# Assignment:
Look for "active" in each line of the entries, and return the matching lines.

# The records:
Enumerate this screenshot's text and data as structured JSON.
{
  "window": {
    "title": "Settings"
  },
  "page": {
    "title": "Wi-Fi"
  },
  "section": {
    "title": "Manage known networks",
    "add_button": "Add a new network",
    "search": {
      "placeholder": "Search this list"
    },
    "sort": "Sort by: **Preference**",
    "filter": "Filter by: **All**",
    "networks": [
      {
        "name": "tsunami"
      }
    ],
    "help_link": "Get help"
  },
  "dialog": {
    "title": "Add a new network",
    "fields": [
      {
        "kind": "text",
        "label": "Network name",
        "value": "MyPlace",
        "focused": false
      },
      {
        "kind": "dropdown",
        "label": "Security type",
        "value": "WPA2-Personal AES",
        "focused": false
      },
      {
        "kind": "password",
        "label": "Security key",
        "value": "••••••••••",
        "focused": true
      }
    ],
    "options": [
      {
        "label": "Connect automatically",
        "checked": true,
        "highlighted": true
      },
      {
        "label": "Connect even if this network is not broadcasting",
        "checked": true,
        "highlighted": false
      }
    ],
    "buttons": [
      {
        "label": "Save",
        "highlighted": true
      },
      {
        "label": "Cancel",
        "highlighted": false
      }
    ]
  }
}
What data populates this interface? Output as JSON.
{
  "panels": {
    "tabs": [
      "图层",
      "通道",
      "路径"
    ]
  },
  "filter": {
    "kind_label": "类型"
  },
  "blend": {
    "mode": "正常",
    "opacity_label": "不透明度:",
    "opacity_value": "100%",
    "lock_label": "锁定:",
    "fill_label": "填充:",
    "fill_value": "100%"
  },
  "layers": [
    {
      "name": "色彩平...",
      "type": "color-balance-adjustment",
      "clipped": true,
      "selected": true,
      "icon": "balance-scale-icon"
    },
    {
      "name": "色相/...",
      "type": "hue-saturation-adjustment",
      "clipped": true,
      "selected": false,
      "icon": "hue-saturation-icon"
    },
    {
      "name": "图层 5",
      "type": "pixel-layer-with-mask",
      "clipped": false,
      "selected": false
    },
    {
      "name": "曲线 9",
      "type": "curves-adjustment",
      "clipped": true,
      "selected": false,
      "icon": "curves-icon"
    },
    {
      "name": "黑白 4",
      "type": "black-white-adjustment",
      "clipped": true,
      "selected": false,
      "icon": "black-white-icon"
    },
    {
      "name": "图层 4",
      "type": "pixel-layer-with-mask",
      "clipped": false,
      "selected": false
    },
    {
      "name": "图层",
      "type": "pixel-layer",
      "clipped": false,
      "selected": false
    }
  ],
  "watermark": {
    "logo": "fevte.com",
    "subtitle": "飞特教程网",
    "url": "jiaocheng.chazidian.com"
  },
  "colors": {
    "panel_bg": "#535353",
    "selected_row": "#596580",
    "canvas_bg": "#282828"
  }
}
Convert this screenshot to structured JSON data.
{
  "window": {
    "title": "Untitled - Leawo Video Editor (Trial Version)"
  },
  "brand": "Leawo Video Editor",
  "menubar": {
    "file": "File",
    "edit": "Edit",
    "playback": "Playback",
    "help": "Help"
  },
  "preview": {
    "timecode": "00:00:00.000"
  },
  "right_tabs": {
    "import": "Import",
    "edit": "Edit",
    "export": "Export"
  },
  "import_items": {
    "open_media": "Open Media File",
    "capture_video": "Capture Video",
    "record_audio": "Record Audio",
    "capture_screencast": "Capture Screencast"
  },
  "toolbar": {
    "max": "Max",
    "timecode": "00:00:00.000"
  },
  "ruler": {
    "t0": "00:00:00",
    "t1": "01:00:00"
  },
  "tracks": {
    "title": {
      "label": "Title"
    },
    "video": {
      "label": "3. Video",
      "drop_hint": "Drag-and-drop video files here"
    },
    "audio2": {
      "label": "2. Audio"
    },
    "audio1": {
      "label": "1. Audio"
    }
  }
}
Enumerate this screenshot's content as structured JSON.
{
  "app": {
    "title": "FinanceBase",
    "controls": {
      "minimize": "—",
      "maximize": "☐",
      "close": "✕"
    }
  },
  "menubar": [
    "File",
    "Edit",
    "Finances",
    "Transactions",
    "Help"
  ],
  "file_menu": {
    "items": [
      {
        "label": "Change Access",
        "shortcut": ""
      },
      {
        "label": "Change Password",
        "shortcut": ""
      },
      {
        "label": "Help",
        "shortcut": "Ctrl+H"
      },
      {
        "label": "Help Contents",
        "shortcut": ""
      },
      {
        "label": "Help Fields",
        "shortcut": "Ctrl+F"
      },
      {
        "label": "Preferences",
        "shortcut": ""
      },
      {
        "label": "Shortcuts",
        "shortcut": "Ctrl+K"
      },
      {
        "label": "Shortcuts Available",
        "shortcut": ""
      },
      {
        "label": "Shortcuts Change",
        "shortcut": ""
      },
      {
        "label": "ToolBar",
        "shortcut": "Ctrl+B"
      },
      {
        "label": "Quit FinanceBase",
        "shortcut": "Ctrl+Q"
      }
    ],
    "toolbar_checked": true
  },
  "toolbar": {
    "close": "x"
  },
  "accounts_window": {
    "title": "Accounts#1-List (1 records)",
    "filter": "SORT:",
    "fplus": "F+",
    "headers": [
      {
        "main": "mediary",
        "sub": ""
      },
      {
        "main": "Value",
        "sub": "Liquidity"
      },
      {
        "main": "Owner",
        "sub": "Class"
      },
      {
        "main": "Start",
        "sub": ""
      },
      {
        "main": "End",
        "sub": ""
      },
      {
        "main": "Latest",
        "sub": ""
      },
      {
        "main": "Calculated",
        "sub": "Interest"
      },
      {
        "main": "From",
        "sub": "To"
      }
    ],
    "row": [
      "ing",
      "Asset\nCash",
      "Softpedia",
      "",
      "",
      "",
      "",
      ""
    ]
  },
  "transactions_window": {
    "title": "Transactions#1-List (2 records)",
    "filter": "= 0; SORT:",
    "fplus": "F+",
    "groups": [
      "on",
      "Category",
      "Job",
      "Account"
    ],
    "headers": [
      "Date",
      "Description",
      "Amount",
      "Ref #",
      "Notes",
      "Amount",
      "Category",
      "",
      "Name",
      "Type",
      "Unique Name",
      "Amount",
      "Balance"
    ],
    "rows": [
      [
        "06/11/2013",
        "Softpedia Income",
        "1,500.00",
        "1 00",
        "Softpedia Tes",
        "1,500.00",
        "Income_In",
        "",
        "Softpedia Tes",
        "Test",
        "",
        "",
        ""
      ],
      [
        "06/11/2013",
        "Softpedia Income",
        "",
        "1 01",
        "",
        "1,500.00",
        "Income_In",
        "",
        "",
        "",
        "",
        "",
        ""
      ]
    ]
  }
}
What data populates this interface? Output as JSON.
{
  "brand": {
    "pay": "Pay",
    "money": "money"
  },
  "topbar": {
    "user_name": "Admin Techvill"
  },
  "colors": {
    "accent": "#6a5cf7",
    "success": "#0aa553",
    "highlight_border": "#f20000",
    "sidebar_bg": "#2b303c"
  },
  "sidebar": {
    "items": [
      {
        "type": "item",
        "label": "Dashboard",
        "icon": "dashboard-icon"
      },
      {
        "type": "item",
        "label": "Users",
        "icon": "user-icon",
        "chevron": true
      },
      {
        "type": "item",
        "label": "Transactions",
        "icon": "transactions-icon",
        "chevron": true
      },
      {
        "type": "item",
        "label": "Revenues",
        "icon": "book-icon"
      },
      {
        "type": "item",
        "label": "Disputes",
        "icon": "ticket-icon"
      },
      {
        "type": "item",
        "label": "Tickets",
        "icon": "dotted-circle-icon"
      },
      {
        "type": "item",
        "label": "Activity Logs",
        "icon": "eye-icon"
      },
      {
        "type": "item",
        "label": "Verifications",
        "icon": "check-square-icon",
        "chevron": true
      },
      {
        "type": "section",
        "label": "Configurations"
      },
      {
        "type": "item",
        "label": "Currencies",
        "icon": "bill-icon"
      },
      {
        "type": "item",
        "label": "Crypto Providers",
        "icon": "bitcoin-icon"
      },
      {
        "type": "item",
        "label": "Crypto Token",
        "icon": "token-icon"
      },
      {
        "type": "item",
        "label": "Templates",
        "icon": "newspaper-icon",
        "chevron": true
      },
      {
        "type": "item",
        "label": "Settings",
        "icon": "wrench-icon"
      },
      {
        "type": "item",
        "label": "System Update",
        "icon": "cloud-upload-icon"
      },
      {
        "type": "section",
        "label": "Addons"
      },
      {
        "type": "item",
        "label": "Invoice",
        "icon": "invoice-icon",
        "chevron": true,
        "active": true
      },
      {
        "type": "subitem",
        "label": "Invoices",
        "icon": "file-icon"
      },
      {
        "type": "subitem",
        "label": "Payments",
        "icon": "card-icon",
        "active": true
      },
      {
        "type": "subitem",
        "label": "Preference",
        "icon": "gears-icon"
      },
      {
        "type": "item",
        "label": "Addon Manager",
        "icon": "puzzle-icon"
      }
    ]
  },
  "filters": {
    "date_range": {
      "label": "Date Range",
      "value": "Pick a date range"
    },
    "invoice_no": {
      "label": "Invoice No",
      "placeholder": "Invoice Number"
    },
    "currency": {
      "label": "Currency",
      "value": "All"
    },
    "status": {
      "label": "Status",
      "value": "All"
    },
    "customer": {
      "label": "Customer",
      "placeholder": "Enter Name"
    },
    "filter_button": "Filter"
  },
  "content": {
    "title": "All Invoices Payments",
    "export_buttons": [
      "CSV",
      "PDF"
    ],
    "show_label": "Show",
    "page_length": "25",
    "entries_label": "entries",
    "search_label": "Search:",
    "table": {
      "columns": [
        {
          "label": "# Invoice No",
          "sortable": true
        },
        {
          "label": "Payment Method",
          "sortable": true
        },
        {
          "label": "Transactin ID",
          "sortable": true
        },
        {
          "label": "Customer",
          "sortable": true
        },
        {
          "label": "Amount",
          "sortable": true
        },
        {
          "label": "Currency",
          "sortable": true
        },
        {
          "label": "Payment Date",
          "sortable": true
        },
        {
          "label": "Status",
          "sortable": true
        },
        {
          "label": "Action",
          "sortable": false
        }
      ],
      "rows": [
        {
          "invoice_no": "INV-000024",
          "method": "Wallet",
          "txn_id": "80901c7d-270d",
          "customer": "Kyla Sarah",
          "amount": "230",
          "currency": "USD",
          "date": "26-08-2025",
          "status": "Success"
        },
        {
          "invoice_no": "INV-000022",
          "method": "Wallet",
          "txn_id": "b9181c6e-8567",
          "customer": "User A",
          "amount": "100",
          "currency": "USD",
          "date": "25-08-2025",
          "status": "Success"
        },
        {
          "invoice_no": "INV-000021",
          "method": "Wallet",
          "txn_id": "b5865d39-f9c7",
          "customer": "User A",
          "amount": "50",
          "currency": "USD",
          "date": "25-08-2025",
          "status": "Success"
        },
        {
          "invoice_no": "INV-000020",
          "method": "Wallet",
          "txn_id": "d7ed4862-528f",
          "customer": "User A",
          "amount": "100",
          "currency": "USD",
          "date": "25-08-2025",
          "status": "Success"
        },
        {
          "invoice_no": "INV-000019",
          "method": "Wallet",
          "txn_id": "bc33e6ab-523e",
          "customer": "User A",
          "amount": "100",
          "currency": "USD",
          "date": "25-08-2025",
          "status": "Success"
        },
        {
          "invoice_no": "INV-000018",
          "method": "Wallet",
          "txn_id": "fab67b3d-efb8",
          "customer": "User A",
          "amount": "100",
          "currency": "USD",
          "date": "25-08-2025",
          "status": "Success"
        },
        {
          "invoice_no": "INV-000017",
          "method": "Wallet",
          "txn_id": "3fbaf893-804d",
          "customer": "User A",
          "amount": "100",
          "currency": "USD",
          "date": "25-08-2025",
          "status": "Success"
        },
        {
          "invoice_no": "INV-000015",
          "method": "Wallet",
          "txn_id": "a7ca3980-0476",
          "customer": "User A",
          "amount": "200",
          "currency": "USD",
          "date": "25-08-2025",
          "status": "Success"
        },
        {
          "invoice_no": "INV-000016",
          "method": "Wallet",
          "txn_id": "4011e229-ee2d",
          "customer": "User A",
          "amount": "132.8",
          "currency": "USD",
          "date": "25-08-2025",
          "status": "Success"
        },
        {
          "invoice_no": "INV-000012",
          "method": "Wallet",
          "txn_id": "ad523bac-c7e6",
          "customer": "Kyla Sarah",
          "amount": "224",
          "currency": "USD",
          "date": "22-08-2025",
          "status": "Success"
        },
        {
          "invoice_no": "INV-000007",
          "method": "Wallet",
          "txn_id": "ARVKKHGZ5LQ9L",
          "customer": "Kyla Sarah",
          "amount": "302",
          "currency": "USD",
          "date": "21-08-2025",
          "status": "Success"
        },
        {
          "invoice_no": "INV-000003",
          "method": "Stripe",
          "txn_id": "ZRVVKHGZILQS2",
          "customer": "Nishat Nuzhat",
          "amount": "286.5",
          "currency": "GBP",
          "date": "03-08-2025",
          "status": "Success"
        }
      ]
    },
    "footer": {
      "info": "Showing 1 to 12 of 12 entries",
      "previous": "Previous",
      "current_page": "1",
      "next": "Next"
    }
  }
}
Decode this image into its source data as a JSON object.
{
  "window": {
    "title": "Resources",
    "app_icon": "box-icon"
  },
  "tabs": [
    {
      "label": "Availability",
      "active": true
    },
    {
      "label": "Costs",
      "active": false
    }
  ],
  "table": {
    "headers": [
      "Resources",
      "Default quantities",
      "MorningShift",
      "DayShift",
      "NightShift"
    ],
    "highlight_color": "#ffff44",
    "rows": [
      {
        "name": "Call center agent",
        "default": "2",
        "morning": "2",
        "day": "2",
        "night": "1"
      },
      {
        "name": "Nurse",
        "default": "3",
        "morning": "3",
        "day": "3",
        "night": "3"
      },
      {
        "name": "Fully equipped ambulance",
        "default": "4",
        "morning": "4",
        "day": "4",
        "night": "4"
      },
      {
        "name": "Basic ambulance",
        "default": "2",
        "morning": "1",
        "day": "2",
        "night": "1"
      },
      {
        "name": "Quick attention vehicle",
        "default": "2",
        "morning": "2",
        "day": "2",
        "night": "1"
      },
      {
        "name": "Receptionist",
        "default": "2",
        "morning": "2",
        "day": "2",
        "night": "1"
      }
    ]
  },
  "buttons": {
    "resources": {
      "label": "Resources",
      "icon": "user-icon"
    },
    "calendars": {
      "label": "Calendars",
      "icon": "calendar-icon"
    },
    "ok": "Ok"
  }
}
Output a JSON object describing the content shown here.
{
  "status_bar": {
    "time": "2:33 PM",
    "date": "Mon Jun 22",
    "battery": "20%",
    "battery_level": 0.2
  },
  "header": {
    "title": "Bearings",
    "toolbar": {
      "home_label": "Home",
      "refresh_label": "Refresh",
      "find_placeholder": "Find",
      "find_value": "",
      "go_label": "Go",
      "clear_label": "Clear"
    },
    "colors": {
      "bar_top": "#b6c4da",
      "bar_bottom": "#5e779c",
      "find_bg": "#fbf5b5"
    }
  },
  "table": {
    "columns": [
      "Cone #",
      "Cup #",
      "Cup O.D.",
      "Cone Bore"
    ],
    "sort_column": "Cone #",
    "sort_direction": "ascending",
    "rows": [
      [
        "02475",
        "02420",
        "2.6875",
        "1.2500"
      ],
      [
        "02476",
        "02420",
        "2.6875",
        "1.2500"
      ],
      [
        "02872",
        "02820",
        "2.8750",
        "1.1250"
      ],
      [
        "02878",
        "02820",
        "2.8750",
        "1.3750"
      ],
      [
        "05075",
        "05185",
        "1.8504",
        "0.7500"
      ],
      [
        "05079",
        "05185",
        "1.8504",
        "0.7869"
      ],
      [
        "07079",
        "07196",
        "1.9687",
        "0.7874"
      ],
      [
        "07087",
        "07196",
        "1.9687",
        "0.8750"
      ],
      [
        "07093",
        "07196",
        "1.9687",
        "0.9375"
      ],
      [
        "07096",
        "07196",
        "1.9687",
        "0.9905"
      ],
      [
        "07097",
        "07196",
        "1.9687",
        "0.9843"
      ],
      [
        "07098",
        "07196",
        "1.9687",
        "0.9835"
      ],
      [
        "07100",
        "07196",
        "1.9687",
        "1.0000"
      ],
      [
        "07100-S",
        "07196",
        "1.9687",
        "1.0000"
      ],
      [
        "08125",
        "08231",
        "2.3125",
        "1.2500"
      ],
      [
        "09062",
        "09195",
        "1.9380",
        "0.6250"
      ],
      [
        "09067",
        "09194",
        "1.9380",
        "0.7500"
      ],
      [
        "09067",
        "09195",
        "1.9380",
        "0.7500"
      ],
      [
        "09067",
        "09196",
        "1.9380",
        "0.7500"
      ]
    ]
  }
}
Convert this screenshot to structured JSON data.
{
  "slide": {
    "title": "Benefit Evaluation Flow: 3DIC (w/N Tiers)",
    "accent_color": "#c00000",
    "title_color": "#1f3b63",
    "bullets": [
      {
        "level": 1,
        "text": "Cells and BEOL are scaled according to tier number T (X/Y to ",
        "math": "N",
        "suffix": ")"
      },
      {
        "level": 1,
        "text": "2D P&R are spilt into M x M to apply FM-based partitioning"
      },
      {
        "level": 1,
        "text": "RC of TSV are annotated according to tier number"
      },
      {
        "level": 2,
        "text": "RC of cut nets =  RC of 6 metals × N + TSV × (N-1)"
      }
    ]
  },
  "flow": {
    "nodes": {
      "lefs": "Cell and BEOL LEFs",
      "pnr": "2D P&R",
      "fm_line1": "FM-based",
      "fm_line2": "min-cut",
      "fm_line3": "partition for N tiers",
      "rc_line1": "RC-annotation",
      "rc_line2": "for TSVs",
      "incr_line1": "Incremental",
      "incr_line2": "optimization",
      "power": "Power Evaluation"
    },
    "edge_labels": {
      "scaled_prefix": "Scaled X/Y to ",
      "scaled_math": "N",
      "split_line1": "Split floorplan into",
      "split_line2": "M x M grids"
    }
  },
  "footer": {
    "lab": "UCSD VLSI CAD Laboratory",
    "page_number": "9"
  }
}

# Output of the exercise:
        "active": true
        "active": true
      "active": true
      "active": false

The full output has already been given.